§ **Interface dataset entries**
====
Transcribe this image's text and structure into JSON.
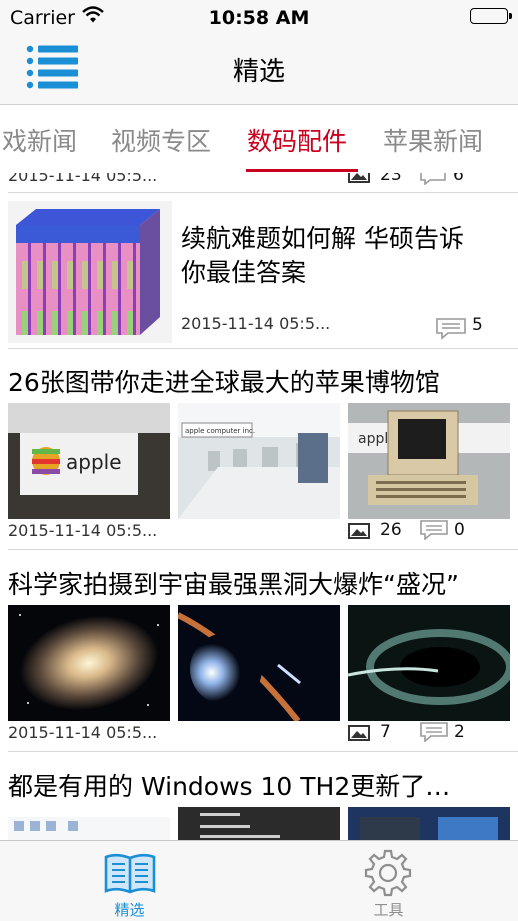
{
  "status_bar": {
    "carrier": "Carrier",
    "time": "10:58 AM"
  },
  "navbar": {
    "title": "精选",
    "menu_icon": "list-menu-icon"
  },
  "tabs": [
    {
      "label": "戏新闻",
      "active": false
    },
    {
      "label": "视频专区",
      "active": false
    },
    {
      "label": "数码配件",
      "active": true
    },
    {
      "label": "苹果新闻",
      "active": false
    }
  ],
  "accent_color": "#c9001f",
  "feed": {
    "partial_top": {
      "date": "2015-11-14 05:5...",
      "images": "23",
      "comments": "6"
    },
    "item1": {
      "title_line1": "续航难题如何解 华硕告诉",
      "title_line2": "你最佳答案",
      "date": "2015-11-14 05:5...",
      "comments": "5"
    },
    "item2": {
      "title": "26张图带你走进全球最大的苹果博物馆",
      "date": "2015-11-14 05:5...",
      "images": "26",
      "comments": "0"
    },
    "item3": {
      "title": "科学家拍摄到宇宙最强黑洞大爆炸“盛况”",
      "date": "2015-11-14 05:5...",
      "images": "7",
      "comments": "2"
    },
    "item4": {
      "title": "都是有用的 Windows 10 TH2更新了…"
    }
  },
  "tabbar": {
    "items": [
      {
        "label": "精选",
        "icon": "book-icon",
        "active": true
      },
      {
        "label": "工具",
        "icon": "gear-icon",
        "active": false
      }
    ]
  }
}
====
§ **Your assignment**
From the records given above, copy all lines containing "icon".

§ **Solved exercise**
    "menu_icon": "list-menu-icon"
        "icon": "book-icon",
        "icon": "gear-icon",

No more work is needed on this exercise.